A Jamaican who attended college in Massachusetts, Cooper came to the District in the mid-1980s to attend the Howard University School of Law. She immediately noticed what she calls a “glaring omission” in the District’s cultural landscape.
“I recognized the lack of museums for African Americans and Native Americans,” said Cooper, a lawyer in the D.C. Department of Housing and Community Development. “Art has a way of healing. The museum would be an important way of healing so many wounds — the loss of identity, loss of land, loss of so many things.”
The museum’s first donor has never stopped providing support, giving every year since 2003. She has attended events announcing its site (five acres at Constitution Avenue between 14th and 15th streets), its architect (Freelon Adjaye Bond/SmithGroup) and the opening of temporary exhibitions. A quilter, she hopes to donate a piece commemorating Barack Obama’s 2008 election to the museum’s permanent collection.
But now she is waiting again. Construction is a year behind schedule, and museum officials have pushed the opening back to sometime next year.
Or the first weeks of 2017.
“I promised [President Obama] he will cut the ribbon. We have talked about this many times,” founding Director Lonnie G. Bunch III said. “It’s very important. He’s been one of the great supporters of the museum.”
Obama — who attended the groundbreaking in 2012 — completes his second term in January 2017, so Bunch has just 22 months to fulfill his promise. “Ex-presidents don’t get to cut the ribbon,” he said.
There is still much to be done. Museum officials are building the collections, which total about 33,000 objects celebrating history, arts and culture. Among the notable items are shackles worn by enslaved Africans while they were shipped to North America, a trumpet once owned by jazz great Louis Armstrong, training gear worn by boxer Muhammad Ali and a Jim Crow railroad car. Bunch says officials receive offers for items daily, and they are pursuing purchases, too.
But fundraising is the biggest concern. Museum officials say they have raised $189 million from 76,000 donors as of the end of February, about three-quarters of their minimum goal of $250 million. The federal government this year paid the final installment in its $250 million share of the $500 million project. But they are also looking for an additional $20 million for programs and collections.
“I feel really good,” Bunch said about the “$60 or $70 million” still to raise. “Yes, I’m tired, and yes it’s been nine and a half years [since he was hired to lead the museum], but I always knew we were going to pull this off.”
Two recent fundraising efforts showcase the museum’s ingenuity and earnestness. Last week, satellite radio host Joe Madison raised more than $167,000 for the museum while setting a record for longest radio broadcast. Bunch appeared several times during the 52-hour marathon on SiriusXM, and members of his staff discussed the museum’s mission and collections.
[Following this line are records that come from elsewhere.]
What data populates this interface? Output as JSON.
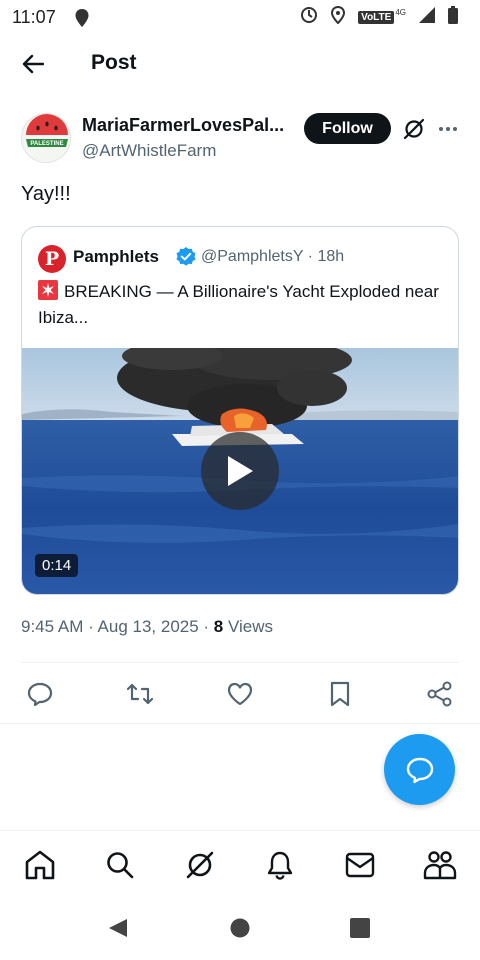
{
  "status_bar": {
    "time": "11:07",
    "network_label": "VoLTE",
    "network_type": "4G",
    "icons": [
      "notification-icon",
      "sync-icon",
      "location-icon",
      "signal-icon",
      "battery-icon"
    ]
  },
  "header": {
    "title": "Post",
    "back_icon": "arrow-left-icon"
  },
  "author": {
    "name": "MariaFarmerLovesPal...",
    "handle": "@ArtWhistleFarm",
    "avatar_text": "PALESTINE",
    "follow_label": "Follow"
  },
  "post": {
    "text": "Yay!!!",
    "timestamp": "9:45 AM · Aug 13, 2025",
    "separator": " · ",
    "views_count": "8",
    "views_label": " Views"
  },
  "quote": {
    "avatar_letter": "P",
    "name": "Pamphlets",
    "handle_time": "@PamphletsY · 18h",
    "text": "BREAKING — A Billionaire's Yacht Exploded near Ibiza...",
    "video_duration": "0:14"
  },
  "actions": [
    "reply-icon",
    "repost-icon",
    "like-icon",
    "bookmark-icon",
    "share-icon"
  ],
  "bottom_nav": [
    "home-icon",
    "search-icon",
    "grok-icon",
    "notifications-icon",
    "messages-icon",
    "communities-icon"
  ],
  "colors": {
    "accent": "#1d9bf0",
    "text": "#0f1419",
    "muted": "#536471",
    "border": "#cfd9de",
    "quote_avatar": "#d8232a"
  }
}
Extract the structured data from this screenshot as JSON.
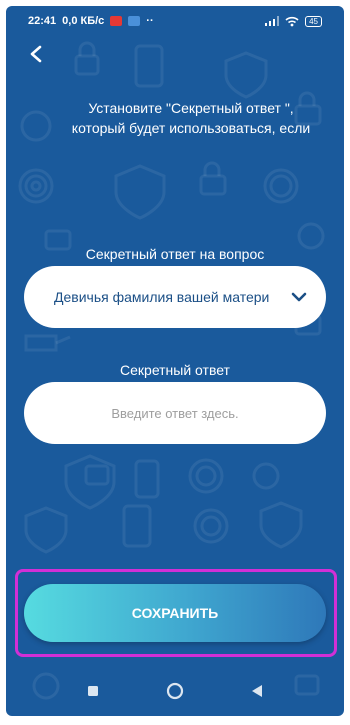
{
  "status_bar": {
    "time": "22:41",
    "speed": "0,0 КБ/с",
    "dots": "··",
    "battery": "45"
  },
  "header": {
    "instruction": "Установите \"Секретный ответ \", который будет использоваться, если"
  },
  "form": {
    "question_label": "Секретный ответ на вопрос",
    "question_selected": "Девичья фамилия вашей матери",
    "answer_label": "Секретный ответ",
    "answer_placeholder": "Введите ответ здесь.",
    "answer_value": ""
  },
  "actions": {
    "save_label": "СОХРАНИТЬ"
  },
  "colors": {
    "background": "#1a5a9c",
    "select_text": "#1b4f86",
    "highlight": "#d22fd6",
    "button_gradient_start": "#56dbe0",
    "button_gradient_end": "#2e78b9"
  },
  "icons": {
    "back": "arrow-left-icon",
    "chevron": "chevron-down-icon",
    "nav_recent": "square-icon",
    "nav_home": "circle-icon",
    "nav_back": "triangle-back-icon"
  }
}
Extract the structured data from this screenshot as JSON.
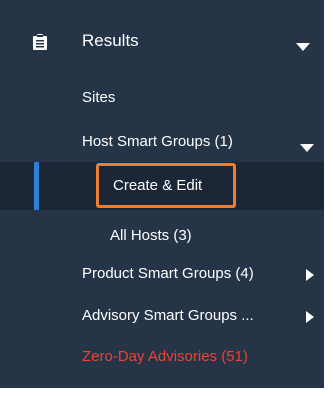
{
  "header": {
    "label": "Results",
    "icon": "clipboard-icon"
  },
  "items": [
    {
      "label": "Sites"
    },
    {
      "label": "Host Smart Groups (1)"
    },
    {
      "label": "Create & Edit"
    },
    {
      "label": "All Hosts (3)"
    },
    {
      "label": "Product Smart Groups (4)"
    },
    {
      "label": "Advisory Smart Groups ..."
    },
    {
      "label": "Zero-Day Advisories (51)"
    }
  ],
  "colors": {
    "sidebar_bg": "#263447",
    "active_bg": "#1b2737",
    "active_indicator": "#2e7fd6",
    "highlight_border": "#ee7f2f",
    "alert_text": "#f04132"
  }
}
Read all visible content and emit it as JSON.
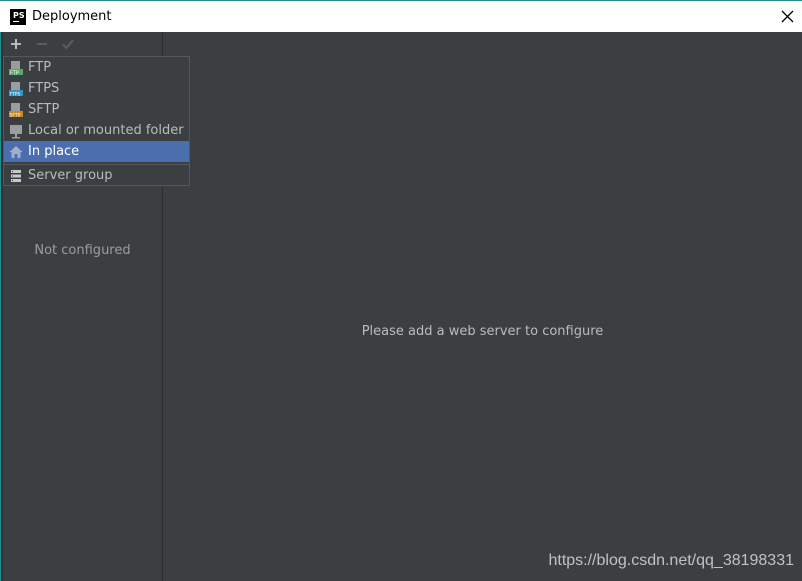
{
  "window": {
    "title": "Deployment",
    "app_icon": "phpstorm-logo",
    "app_icon_text": "PS"
  },
  "toolbar": {
    "add": "plus-icon",
    "remove": "minus-icon",
    "apply": "check-icon"
  },
  "left_panel": {
    "empty_text": "Not configured"
  },
  "right_panel": {
    "empty_text": "Please add a web server to configure"
  },
  "popup_menu": {
    "items": [
      {
        "label": "FTP",
        "icon": "ftp-icon"
      },
      {
        "label": "FTPS",
        "icon": "ftps-icon"
      },
      {
        "label": "SFTP",
        "icon": "sftp-icon"
      },
      {
        "label": "Local or mounted folder",
        "icon": "local-folder-icon"
      },
      {
        "label": "In place",
        "icon": "home-icon",
        "selected": true
      },
      {
        "label": "Server group",
        "icon": "server-group-icon"
      }
    ]
  },
  "watermark": {
    "text": "https://blog.csdn.net/qq_38198331"
  },
  "colors": {
    "panel_bg": "#3c3f41",
    "selection": "#4b6eaf",
    "text": "#bbbbbb"
  }
}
“I was overwhelmed by the calls that came in,” Bunch said. “People saying yes, I’m going to donate because it helps me remember my grandmothers, or because I hope my children will come.”
The gifts were modest — $25, $50 and $100 — and they were inspiring, he said.
Bunch said the visibility that came from Madison’s broadcast is also appreciated. “A lot of people know about the museum, but you need more people to care about it.”
Earlier this year, the museum’s promotional video — featuring Beyoncé singing “America the Beautiful” — played in Times Square in Manhattan four times an hour every hour for seven days.
These efforts are especially critical now because they help create momentum in the move toward the finish line. Despite delays, Cooper is unwavering in her belief that the dream will become reality.
“I was optimistic with no building, no land,” she said. “It’s been over 100 years that people have been trying to get this museum. I hope that the African American experience will be firmly planted” on the Mall.